● **Assignment**: Going through the listing below, work out how many lines include "this" and give that number by itself.

——

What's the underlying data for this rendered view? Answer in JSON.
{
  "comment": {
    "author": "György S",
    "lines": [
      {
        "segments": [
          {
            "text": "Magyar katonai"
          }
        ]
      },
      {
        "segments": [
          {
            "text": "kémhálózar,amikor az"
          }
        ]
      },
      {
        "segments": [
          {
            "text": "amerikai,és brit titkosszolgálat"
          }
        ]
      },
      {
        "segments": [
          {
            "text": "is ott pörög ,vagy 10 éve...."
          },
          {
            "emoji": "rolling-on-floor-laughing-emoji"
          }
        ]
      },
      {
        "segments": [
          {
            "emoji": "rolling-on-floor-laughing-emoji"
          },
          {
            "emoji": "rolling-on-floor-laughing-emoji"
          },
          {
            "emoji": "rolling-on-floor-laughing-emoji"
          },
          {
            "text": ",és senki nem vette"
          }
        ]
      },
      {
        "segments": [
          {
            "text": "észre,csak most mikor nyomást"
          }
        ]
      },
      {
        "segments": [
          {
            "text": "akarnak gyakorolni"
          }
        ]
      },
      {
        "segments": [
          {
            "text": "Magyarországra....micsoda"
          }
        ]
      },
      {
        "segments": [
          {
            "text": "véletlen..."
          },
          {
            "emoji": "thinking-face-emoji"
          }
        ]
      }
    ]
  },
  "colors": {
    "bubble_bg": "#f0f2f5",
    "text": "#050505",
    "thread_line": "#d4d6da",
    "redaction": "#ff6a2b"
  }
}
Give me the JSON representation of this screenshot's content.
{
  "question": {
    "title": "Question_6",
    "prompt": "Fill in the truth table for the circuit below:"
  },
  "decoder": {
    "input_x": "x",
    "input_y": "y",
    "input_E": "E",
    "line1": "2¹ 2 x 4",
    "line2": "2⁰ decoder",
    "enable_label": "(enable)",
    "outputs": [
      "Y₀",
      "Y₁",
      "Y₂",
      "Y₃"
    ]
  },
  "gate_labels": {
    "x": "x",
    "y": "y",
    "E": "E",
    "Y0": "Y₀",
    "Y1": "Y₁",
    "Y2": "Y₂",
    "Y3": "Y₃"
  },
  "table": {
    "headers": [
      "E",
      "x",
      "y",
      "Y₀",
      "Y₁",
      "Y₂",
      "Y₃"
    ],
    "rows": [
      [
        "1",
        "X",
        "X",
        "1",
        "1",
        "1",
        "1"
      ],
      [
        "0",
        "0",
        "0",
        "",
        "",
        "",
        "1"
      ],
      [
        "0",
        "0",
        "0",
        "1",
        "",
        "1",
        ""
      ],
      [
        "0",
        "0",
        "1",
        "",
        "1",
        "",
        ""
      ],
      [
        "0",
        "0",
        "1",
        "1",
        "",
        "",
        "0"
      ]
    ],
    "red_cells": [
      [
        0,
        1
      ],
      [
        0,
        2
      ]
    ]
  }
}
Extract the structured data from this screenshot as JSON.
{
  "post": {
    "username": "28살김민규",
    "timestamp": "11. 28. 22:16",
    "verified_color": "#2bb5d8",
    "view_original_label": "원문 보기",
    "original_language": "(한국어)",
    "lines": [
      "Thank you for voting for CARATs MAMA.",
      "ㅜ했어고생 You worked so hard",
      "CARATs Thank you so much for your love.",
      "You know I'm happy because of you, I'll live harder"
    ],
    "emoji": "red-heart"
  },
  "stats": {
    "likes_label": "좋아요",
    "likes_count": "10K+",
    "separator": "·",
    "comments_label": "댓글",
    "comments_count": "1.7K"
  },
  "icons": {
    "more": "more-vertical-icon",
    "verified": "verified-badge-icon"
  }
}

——

● **Answer space**: 3